Most of the time, ENSO is in a neutral or negative (La Niña) phase. During a La Niña, surface waters in the eastern Pacific are cool and the atmosphere in the western Pacific is warm and moist. At these times eastern Australia is most likely to get flooding rains and intense cyclones. But once every few years, for reasons still unclear, this situation reverses. A warming of surface waters off Peru (El Niño) extends westward at the same time as high atmospheric pressure predominates over Indonesia and the western Pacific (the Southern Oscillation).

During our winter, an El Niño brings generally drier conditions across Australia, New Guinea and Indonesia, as far west as India and in central America and the Caribbean, while it’s wetter in Chile and the central Pacific. In our summer it’s hotter here while the US is wetter. An El Niño can be less than a year long, but sometimes extends over two years. Some El Niño events, such as in 1982-83 and 2002-03, can trigger intense and prolonged drought in Australia. Others, like the 1997-98 event, cause a strong rise in global temperature.

While science has found common patterns, each ENSO event is different. They are hugely complex, with ocean and air conditions combining in infinitely variable ways and involving trade winds, ocean circulation and a host of other atmospheric and oceanic conditions. El Niño is known to have a warming influence, yet we didn’t have one in June when the global average temperature was the highest on record for that month, or for the January to June period which was the third warmest such period on record.

Understanding El Niño is a work in progress, which has become very obvious over the past few months as scientists try to understand the very mixed messages coming from sea surface temperatures and atmospheric pressure over the Pacific. Is an El Niño coming, or isn’t it? Early this year strong surface warming in the Pacific off Peru produced signs very similar to the lead-up to the powerful 1997 event. It seemed all but certain that we were in for another strong El Niño event, with drier, warmer conditions on our side of the Pacific and flooding in the Americas.

The trend continued through to April, but then some anomalies cropped up. The warming waters stopped expanding as signature westerly winds from Indonesia into the Pacific that persisted through the early months of 2014 unexpectedly dropped away. A month ago meteorologists were still saying it was more likely than not that an El Niño would happen later this year, but now that’s been trimmed back to a 50-50 chance. What’s going on, and how might this affect Australian weather?

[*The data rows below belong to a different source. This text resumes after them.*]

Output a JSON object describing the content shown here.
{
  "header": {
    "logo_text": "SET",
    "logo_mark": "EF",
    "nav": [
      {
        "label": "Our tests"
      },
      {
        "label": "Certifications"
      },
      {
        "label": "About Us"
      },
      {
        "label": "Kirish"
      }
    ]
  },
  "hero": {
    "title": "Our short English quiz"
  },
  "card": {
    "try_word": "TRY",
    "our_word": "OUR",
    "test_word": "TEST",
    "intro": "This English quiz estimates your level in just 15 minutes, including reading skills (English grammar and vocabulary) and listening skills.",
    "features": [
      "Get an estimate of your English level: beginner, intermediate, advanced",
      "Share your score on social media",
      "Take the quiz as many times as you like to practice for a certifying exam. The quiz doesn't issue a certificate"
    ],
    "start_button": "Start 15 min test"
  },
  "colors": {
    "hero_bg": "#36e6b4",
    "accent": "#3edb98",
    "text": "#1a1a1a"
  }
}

No-one is better qualified to talk about ENSO than Neville Nicholls of Monash University’s School of Earth, Atmosphere and Environment. He has studied the phenomenon for over 40 years and is now a world authority. In Hobart tonight, in a public lecture at the University of Tasmania’s Stanley Burbury Centre hosted by the Australian Meteorological and Oceanographic Society, he will offer his insights into what ENSO has in store for us over the next year or so. The event starts at 6 pm.